WORK TO COMPLETE: Please return the listing below word for word, minus its pictures.

DATA PROVIDED:
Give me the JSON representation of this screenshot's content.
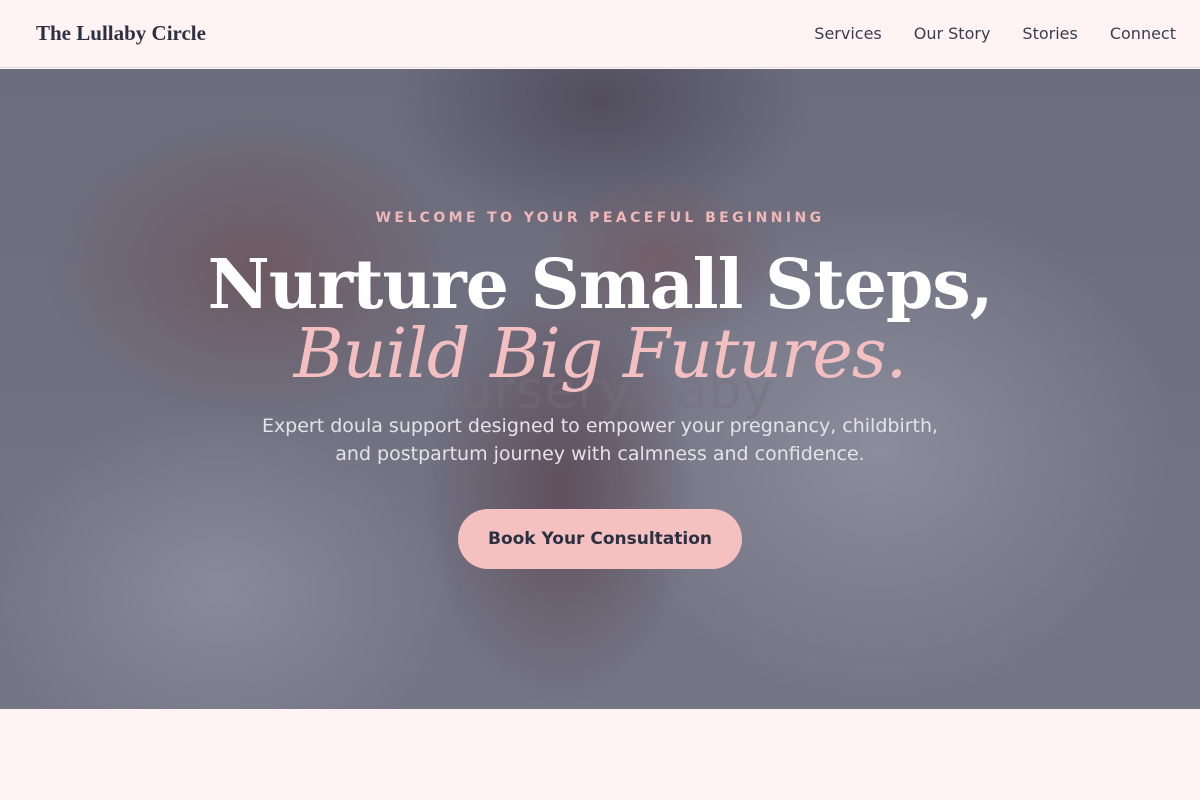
{
  "header": {
    "brand": "The Lullaby Circle",
    "nav": [
      {
        "label": "Services"
      },
      {
        "label": "Our Story"
      },
      {
        "label": "Stories"
      },
      {
        "label": "Connect"
      }
    ]
  },
  "hero": {
    "eyebrow": "WELCOME TO YOUR PEACEFUL BEGINNING",
    "headline_line1": "Nurture Small Steps,",
    "headline_line2": "Build Big Futures.",
    "watermark": "nursery.baby",
    "subtext": "Expert doula support designed to empower your pregnancy, childbirth, and postpartum journey with calmness and confidence.",
    "cta_label": "Book Your Consultation"
  },
  "colors": {
    "background": "#fff4f3",
    "accent_pink": "#f4c0c0",
    "text_dark": "#2d3040"
  }
}
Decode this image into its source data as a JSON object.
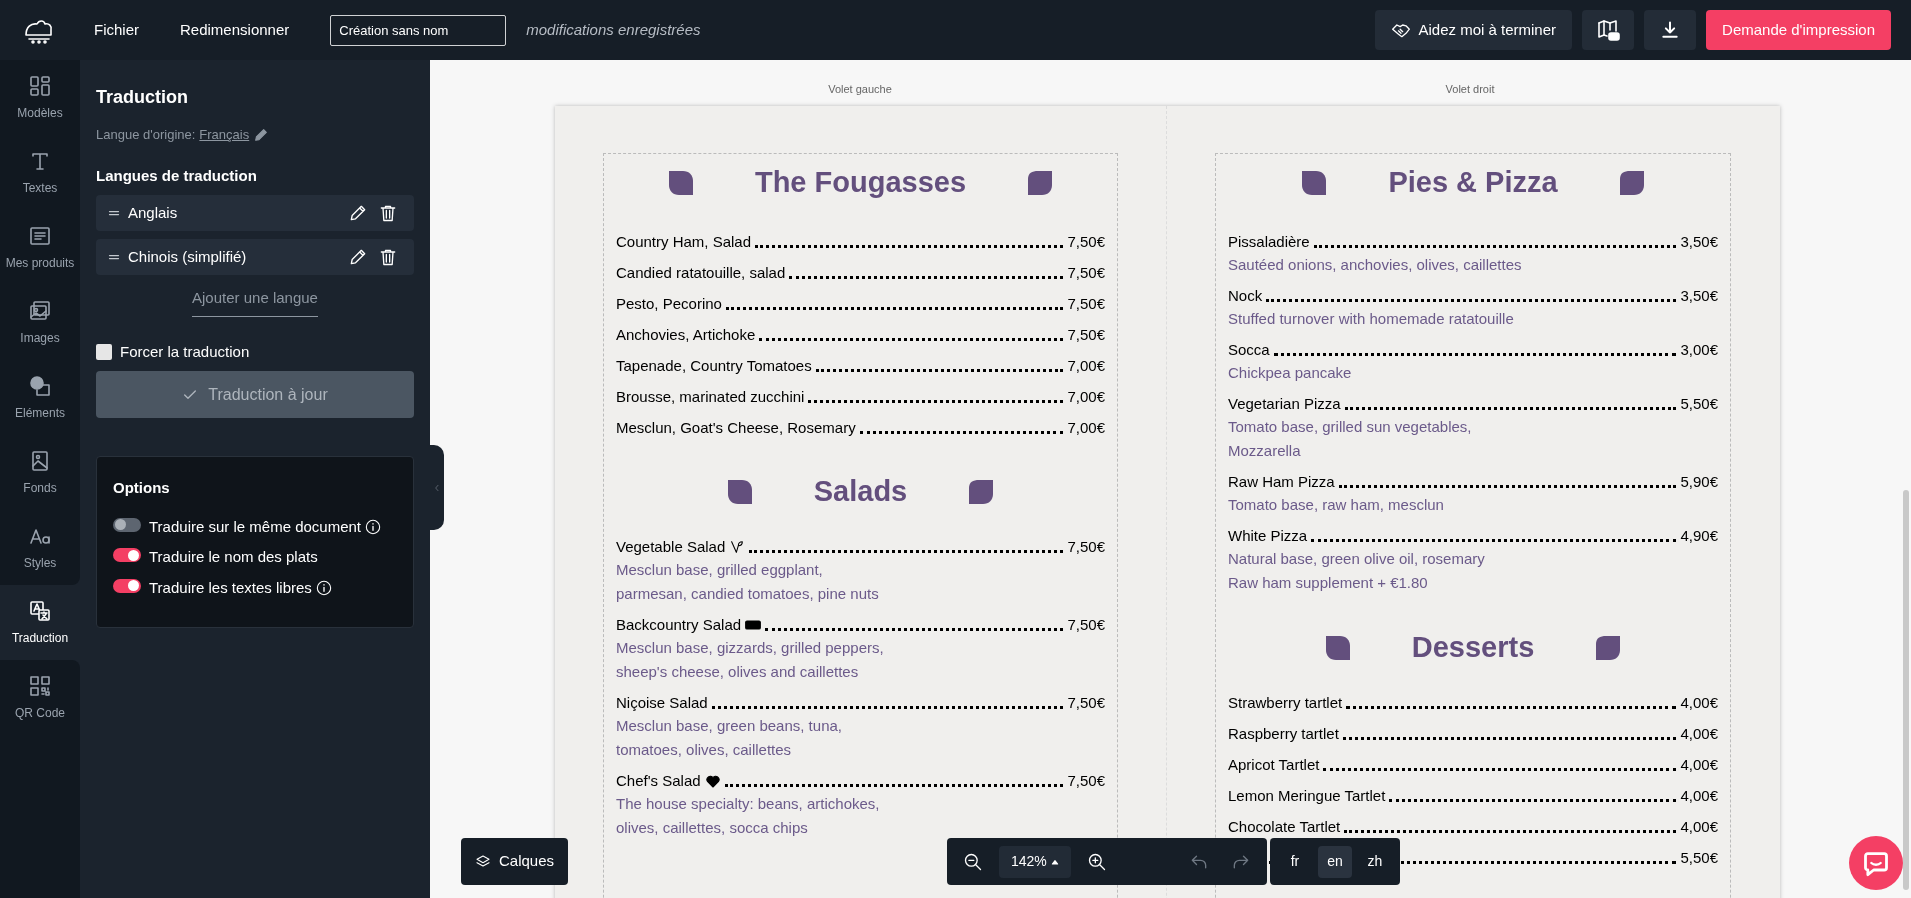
{
  "topbar": {
    "menu": [
      "Fichier",
      "Redimensionner"
    ],
    "doc_name": "Création sans nom",
    "save_status": "modifications enregistrées",
    "help_button": "Aidez moi à terminer",
    "print_button": "Demande d'impression"
  },
  "rail": [
    {
      "label": "Modèles",
      "kind": "grid",
      "selected": false
    },
    {
      "label": "Textes",
      "kind": "text",
      "selected": false
    },
    {
      "label": "Mes produits",
      "kind": "list",
      "selected": false
    },
    {
      "label": "Images",
      "kind": "images",
      "selected": false
    },
    {
      "label": "Eléments",
      "kind": "shapes",
      "selected": false
    },
    {
      "label": "Fonds",
      "kind": "image",
      "selected": false
    },
    {
      "label": "Styles",
      "kind": "styles",
      "selected": false
    },
    {
      "label": "Traduction",
      "kind": "translate",
      "selected": true
    },
    {
      "label": "QR Code",
      "kind": "qr",
      "selected": false
    }
  ],
  "panel": {
    "title": "Traduction",
    "origin_label": "Langue d'origine:",
    "origin_language": "Français",
    "languages_heading": "Langues de traduction",
    "languages": [
      "Anglais",
      "Chinois (simplifié)"
    ],
    "add_language": "Ajouter une langue",
    "force_translation": {
      "label": "Forcer la traduction",
      "checked": false
    },
    "status_button": "Traduction à jour",
    "options": {
      "title": "Options",
      "toggles": [
        {
          "label": "Traduire sur le même document",
          "on": false,
          "info": true
        },
        {
          "label": "Traduire le nom des plats",
          "on": true,
          "info": false
        },
        {
          "label": "Traduire les textes libres",
          "on": true,
          "info": true
        }
      ]
    }
  },
  "canvas": {
    "pane_labels": [
      "Volet gauche",
      "Volet droit"
    ],
    "columns": [
      {
        "sections": [
          {
            "title": "The Fougasses",
            "items": [
              {
                "name": "Country Ham, Salad",
                "price": "7,50€"
              },
              {
                "name": "Candied ratatouille, salad",
                "price": "7,50€"
              },
              {
                "name": "Pesto, Pecorino",
                "price": "7,50€"
              },
              {
                "name": "Anchovies, Artichoke",
                "price": "7,50€"
              },
              {
                "name": "Tapenade, Country Tomatoes",
                "price": "7,00€"
              },
              {
                "name": "Brousse, marinated zucchini",
                "price": "7,00€"
              },
              {
                "name": "Mesclun, Goat's Cheese, Rosemary",
                "price": "7,00€"
              }
            ]
          },
          {
            "title": "Salads",
            "items": [
              {
                "name": "Vegetable Salad",
                "kind": "vegetarian",
                "price": "7,50€",
                "description": [
                  "Mesclun base, grilled eggplant,",
                  "parmesan, candied tomatoes, pine nuts"
                ]
              },
              {
                "name": "Backcountry Salad",
                "kind": "new",
                "price": "7,50€",
                "description": [
                  "Mesclun base, gizzards, grilled peppers,",
                  "sheep's cheese, olives and caillettes"
                ]
              },
              {
                "name": "Niçoise Salad",
                "price": "7,50€",
                "description": [
                  "Mesclun base, green beans, tuna,",
                  "tomatoes, olives, caillettes"
                ]
              },
              {
                "name": "Chef's Salad",
                "kind": "favorite",
                "price": "7,50€",
                "description": [
                  "The house specialty: beans, artichokes,",
                  "olives, caillettes, socca chips"
                ]
              }
            ]
          }
        ]
      },
      {
        "sections": [
          {
            "title": "Pies & Pizza",
            "items": [
              {
                "name": "Pissaladière",
                "price": "3,50€",
                "description": [
                  "Sautéed onions, anchovies, olives, caillettes"
                ]
              },
              {
                "name": "Nock",
                "price": "3,50€",
                "description": [
                  "Stuffed turnover with homemade ratatouille"
                ]
              },
              {
                "name": "Socca",
                "price": "3,00€",
                "description": [
                  "Chickpea pancake"
                ]
              },
              {
                "name": "Vegetarian Pizza",
                "price": "5,50€",
                "description": [
                  "Tomato base, grilled sun vegetables,",
                  "Mozzarella"
                ]
              },
              {
                "name": "Raw Ham Pizza",
                "price": "5,90€",
                "description": [
                  "Tomato base, raw ham, mesclun"
                ]
              },
              {
                "name": "White Pizza",
                "price": "4,90€",
                "description": [
                  "Natural base, green olive oil, rosemary",
                  "Raw ham supplement + €1.80"
                ]
              }
            ]
          },
          {
            "title": "Desserts",
            "items": [
              {
                "name": "Strawberry tartlet",
                "price": "4,00€"
              },
              {
                "name": "Raspberry tartlet",
                "price": "4,00€"
              },
              {
                "name": "Apricot Tartlet",
                "price": "4,00€"
              },
              {
                "name": "Lemon Meringue Tartlet",
                "price": "4,00€"
              },
              {
                "name": "Chocolate Tartlet",
                "price": "4,00€"
              },
              {
                "price": "5,50€"
              }
            ]
          }
        ]
      }
    ]
  },
  "bottom": {
    "layers_button": "Calques",
    "zoom": "142%",
    "languages": [
      {
        "label": "fr",
        "selected": false
      },
      {
        "label": "en",
        "selected": true
      },
      {
        "label": "zh",
        "selected": false
      }
    ]
  }
}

ANSWER TO THIS EXERCISE:
Give me the JSON representation of this screenshot's content.
{
  "header": {
    "brand": "The Lullaby Circle",
    "nav": [
      {
        "label": "Services"
      },
      {
        "label": "Our Story"
      },
      {
        "label": "Stories"
      },
      {
        "label": "Connect"
      }
    ]
  },
  "hero": {
    "eyebrow": "WELCOME TO YOUR PEACEFUL BEGINNING",
    "headline_line1": "Nurture Small Steps,",
    "headline_line2": "Build Big Futures.",
    "watermark": "nursery.baby",
    "subtext": "Expert doula support designed to empower your pregnancy, childbirth, and postpartum journey with calmness and confidence.",
    "cta_label": "Book Your Consultation"
  },
  "colors": {
    "background": "#fff4f3",
    "accent_pink": "#f4c0c0",
    "text_dark": "#2d3040"
  }
}
Decode this image into its source data as a JSON object.
{
  "topbar": {
    "menu": [
      "Fichier",
      "Redimensionner"
    ],
    "doc_name": "Création sans nom",
    "save_status": "modifications enregistrées",
    "help_button": "Aidez moi à terminer",
    "print_button": "Demande d'impression"
  },
  "rail": [
    {
      "label": "Modèles",
      "kind": "grid",
      "selected": false
    },
    {
      "label": "Textes",
      "kind": "text",
      "selected": false
    },
    {
      "label": "Mes produits",
      "kind": "list",
      "selected": false
    },
    {
      "label": "Images",
      "kind": "images",
      "selected": false
    },
    {
      "label": "Eléments",
      "kind": "shapes",
      "selected": false
    },
    {
      "label": "Fonds",
      "kind": "image",
      "selected": false
    },
    {
      "label": "Styles",
      "kind": "styles",
      "selected": false
    },
    {
      "label": "Traduction",
      "kind": "translate",
      "selected": true
    },
    {
      "label": "QR Code",
      "kind": "qr",
      "selected": false
    }
  ],
  "panel": {
    "title": "Traduction",
    "origin_label": "Langue d'origine:",
    "origin_language": "Français",
    "languages_heading": "Langues de traduction",
    "languages": [
      "Anglais",
      "Chinois (simplifié)"
    ],
    "add_language": "Ajouter une langue",
    "force_translation": {
      "label": "Forcer la traduction",
      "checked": false
    },
    "status_button": "Traduction à jour",
    "options": {
      "title": "Options",
      "toggles": [
        {
          "label": "Traduire sur le même document",
          "on": false,
          "info": true
        },
        {
          "label": "Traduire le nom des plats",
          "on": true,
          "info": false
        },
        {
          "label": "Traduire les textes libres",
          "on": true,
          "info": true
        }
      ]
    }
  },
  "canvas": {
    "pane_labels": [
      "Volet gauche",
      "Volet droit"
    ],
    "columns": [
      {
        "sections": [
          {
            "title": "The Fougasses",
            "items": [
              {
                "name": "Country Ham, Salad",
                "price": "7,50€"
              },
              {
                "name": "Candied ratatouille, salad",
                "price": "7,50€"
              },
              {
                "name": "Pesto, Pecorino",
                "price": "7,50€"
              },
              {
                "name": "Anchovies, Artichoke",
                "price": "7,50€"
              },
              {
                "name": "Tapenade, Country Tomatoes",
                "price": "7,00€"
              },
              {
                "name": "Brousse, marinated zucchini",
                "price": "7,00€"
              },
              {
                "name": "Mesclun, Goat's Cheese, Rosemary",
                "price": "7,00€"
              }
            ]
          },
          {
            "title": "Salads",
            "items": [
              {
                "name": "Vegetable Salad",
                "kind": "vegetarian",
                "price": "7,50€",
                "description": [
                  "Mesclun base, grilled eggplant,",
                  "parmesan, candied tomatoes, pine nuts"
                ]
              },
              {
                "name": "Backcountry Salad",
                "kind": "new",
                "price": "7,50€",
                "description": [
                  "Mesclun base, gizzards, grilled peppers,",
                  "sheep's cheese, olives and caillettes"
                ]
              },
              {
                "name": "Niçoise Salad",
                "price": "7,50€",
                "description": [
                  "Mesclun base, green beans, tuna,",
                  "tomatoes, olives, caillettes"
                ]
              },
              {
                "name": "Chef's Salad",
                "kind": "favorite",
                "price": "7,50€",
                "description": [
                  "The house specialty: beans, artichokes,",
                  "olives, caillettes, socca chips"
                ]
              }
            ]
          }
        ]
      },
      {
        "sections": [
          {
            "title": "Pies & Pizza",
            "items": [
              {
                "name": "Pissaladière",
                "price": "3,50€",
                "description": [
                  "Sautéed onions, anchovies, olives, caillettes"
                ]
              },
              {
                "name": "Nock",
                "price": "3,50€",
                "description": [
                  "Stuffed turnover with homemade ratatouille"
                ]
              },
              {
                "name": "Socca",
                "price": "3,00€",
                "description": [
                  "Chickpea pancake"
                ]
              },
              {
                "name": "Vegetarian Pizza",
                "price": "5,50€",
                "description": [
                  "Tomato base, grilled sun vegetables,",
                  "Mozzarella"
                ]
              },
              {
                "name": "Raw Ham Pizza",
                "price": "5,90€",
                "description": [
                  "Tomato base, raw ham, mesclun"
                ]
              },
              {
                "name": "White Pizza",
                "price": "4,90€",
                "description": [
                  "Natural base, green olive oil, rosemary",
                  "Raw ham supplement + €1.80"
                ]
              }
            ]
          },
          {
            "title": "Desserts",
            "items": [
              {
                "name": "Strawberry tartlet",
                "price": "4,00€"
              },
              {
                "name": "Raspberry tartlet",
                "price": "4,00€"
              },
              {
                "name": "Apricot Tartlet",
                "price": "4,00€"
              },
              {
                "name": "Lemon Meringue Tartlet",
                "price": "4,00€"
              },
              {
                "name": "Chocolate Tartlet",
                "price": "4,00€"
              },
              {
                "price": "5,50€"
              }
            ]
          }
        ]
      }
    ]
  },
  "bottom": {
    "layers_button": "Calques",
    "zoom": "142%",
    "languages": [
      {
        "label": "fr",
        "selected": false
      },
      {
        "label": "en",
        "selected": true
      },
      {
        "label": "zh",
        "selected": false
      }
    ]
  }
}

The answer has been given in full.